Problem to work on | Look through the listing and locate every line containing the word "text"; copy those lines.

────────

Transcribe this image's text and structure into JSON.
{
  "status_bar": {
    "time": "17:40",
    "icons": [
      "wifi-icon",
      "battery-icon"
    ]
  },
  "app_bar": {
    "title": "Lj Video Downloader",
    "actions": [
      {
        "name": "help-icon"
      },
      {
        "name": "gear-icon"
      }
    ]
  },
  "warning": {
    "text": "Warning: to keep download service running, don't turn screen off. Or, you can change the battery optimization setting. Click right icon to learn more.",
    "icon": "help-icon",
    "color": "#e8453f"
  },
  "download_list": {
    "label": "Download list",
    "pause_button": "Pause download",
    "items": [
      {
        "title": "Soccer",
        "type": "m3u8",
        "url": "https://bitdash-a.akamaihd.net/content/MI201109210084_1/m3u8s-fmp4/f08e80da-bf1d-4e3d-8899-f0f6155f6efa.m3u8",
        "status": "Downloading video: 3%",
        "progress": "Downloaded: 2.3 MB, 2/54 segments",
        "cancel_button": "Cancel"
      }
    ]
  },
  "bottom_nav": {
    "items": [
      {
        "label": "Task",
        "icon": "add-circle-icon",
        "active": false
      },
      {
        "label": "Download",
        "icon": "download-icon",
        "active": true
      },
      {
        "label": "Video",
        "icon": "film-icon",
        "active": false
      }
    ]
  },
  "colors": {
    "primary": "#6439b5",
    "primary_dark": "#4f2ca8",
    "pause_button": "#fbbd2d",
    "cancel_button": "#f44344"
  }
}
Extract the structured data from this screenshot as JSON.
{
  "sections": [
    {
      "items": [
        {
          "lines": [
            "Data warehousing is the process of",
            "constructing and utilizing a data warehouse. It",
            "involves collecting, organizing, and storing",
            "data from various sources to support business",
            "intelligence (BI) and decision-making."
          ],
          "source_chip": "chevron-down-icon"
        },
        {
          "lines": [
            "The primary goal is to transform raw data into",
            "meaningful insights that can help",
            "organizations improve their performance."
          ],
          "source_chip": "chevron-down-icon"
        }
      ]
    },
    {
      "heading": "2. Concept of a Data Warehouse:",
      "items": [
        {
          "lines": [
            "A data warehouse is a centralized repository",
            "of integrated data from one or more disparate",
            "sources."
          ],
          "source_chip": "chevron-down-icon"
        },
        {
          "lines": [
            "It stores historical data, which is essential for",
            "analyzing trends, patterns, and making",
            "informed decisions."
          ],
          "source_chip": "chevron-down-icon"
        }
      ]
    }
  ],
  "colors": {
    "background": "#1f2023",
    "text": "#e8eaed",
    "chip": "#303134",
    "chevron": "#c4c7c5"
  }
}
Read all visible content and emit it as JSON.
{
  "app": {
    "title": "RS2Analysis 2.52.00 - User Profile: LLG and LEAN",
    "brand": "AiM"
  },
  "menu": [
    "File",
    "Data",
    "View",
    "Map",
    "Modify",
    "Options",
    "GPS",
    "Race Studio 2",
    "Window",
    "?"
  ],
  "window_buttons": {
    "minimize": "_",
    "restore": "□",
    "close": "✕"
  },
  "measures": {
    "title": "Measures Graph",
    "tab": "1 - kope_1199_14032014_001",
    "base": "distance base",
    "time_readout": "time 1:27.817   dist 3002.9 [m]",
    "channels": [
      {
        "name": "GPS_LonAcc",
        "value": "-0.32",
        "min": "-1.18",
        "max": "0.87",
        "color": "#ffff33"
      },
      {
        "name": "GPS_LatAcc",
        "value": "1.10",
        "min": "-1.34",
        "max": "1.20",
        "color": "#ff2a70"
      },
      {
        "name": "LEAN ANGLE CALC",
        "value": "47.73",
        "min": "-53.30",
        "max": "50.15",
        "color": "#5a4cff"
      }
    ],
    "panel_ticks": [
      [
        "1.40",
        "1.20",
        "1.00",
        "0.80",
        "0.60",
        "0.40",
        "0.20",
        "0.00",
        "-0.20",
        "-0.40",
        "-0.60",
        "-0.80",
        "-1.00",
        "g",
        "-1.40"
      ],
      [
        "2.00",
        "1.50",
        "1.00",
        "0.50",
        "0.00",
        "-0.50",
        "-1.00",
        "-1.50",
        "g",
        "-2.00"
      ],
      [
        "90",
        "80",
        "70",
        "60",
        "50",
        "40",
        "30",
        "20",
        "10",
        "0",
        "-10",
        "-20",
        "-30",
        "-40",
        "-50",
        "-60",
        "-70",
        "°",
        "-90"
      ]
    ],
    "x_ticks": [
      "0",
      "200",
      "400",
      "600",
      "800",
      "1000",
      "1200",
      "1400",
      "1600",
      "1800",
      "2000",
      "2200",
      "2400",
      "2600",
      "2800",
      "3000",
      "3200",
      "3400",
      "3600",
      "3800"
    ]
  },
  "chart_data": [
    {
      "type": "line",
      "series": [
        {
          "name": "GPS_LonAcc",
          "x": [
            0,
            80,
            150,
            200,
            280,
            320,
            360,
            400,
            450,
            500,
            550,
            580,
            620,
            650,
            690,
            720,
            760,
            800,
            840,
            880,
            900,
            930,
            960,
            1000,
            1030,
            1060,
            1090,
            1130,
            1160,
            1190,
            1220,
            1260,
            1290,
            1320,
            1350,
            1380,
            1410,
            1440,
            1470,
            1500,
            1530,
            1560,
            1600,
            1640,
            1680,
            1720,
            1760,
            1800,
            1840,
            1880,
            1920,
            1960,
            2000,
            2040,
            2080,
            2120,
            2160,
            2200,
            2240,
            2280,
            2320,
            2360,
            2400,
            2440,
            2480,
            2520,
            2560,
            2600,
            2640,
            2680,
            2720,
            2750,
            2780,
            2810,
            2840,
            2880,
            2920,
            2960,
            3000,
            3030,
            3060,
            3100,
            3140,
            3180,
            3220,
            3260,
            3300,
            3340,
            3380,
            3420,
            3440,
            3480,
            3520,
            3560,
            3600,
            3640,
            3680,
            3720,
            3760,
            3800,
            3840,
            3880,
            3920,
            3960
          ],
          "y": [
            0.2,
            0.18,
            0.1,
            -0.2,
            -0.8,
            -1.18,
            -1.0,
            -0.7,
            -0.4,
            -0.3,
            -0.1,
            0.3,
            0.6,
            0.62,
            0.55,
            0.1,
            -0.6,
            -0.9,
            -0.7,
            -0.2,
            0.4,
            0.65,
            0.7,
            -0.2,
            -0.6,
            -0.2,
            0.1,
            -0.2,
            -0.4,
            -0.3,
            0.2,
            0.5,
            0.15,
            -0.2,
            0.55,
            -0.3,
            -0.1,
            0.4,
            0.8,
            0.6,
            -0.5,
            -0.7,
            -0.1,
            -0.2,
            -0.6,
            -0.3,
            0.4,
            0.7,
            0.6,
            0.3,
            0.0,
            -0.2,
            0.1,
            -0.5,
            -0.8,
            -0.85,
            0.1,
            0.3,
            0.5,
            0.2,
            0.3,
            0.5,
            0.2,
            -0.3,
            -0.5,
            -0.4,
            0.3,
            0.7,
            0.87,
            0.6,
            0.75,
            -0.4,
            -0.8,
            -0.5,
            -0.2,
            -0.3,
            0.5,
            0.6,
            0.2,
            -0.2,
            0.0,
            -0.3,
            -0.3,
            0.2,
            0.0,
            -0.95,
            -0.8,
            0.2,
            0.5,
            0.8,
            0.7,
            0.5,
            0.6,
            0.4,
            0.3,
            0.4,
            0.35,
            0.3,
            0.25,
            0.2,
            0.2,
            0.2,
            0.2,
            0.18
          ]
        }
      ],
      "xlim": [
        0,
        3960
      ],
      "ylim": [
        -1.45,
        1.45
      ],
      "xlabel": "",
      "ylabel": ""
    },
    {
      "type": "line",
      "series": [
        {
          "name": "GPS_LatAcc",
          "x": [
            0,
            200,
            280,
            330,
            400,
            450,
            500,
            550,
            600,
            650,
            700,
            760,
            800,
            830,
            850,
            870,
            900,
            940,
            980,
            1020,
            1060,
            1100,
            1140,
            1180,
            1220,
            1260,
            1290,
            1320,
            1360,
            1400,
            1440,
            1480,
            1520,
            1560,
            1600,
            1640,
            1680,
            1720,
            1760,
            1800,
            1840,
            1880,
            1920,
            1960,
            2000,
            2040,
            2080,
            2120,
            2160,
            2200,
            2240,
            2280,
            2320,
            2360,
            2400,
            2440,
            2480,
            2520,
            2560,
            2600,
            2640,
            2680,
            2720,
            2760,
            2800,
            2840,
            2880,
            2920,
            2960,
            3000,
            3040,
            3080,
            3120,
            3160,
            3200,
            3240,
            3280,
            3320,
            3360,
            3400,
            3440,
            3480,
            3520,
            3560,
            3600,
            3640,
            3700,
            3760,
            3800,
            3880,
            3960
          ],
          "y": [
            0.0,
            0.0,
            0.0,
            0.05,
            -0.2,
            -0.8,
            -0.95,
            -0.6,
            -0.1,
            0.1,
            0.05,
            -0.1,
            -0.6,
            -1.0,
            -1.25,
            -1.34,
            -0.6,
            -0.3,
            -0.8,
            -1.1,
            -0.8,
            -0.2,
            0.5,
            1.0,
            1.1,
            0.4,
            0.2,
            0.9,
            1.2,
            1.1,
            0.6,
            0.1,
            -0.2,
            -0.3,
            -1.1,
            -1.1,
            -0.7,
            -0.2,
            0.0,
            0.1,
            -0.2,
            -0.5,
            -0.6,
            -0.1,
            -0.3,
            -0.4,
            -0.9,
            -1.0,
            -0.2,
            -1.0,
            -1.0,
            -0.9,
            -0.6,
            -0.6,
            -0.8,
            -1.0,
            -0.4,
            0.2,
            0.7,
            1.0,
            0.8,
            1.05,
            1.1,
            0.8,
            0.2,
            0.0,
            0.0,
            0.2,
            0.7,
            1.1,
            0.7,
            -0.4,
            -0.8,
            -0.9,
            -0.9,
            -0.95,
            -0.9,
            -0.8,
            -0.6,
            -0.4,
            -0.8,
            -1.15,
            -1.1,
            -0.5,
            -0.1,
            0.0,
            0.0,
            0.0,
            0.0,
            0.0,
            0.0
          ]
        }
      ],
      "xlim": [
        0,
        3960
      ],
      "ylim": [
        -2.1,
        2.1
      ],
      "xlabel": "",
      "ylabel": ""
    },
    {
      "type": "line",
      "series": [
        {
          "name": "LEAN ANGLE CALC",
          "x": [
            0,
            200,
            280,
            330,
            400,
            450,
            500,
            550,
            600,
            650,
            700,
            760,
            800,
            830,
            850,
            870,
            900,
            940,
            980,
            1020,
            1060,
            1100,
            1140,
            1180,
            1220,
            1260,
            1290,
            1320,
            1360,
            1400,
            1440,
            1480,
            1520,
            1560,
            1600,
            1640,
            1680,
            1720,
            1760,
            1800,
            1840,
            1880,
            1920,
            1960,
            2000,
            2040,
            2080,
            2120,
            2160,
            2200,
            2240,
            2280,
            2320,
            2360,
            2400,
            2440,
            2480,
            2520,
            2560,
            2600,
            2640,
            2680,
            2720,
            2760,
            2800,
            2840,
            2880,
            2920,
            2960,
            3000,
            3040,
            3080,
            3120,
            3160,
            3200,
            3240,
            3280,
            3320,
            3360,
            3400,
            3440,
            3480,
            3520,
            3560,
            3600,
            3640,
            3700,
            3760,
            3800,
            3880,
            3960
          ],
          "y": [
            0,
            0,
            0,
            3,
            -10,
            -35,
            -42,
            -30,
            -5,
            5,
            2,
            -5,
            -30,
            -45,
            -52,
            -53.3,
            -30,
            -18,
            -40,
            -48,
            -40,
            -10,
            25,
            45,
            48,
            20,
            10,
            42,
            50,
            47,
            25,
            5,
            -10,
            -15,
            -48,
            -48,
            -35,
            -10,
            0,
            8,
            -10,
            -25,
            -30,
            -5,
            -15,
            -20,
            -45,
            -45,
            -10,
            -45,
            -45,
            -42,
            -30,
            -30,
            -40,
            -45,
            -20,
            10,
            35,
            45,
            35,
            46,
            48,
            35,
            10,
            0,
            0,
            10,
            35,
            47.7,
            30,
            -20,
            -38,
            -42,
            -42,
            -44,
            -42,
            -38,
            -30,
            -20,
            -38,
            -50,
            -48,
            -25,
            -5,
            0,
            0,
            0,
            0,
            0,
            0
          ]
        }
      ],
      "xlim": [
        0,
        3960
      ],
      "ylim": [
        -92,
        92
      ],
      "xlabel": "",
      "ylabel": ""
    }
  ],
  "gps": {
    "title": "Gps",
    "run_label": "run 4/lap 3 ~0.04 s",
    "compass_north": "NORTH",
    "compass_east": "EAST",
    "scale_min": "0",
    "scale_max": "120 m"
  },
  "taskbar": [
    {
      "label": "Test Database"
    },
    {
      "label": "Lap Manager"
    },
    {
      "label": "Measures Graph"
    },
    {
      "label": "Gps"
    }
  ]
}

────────

Answer to this exercise |
Transcribe this image's text and structure into JSON.
    "text": "Warning: to keep download service running, don't turn screen off. Or, you can change the battery optimization setting. Click right icon to learn more.",
    "text": "#e8eaed",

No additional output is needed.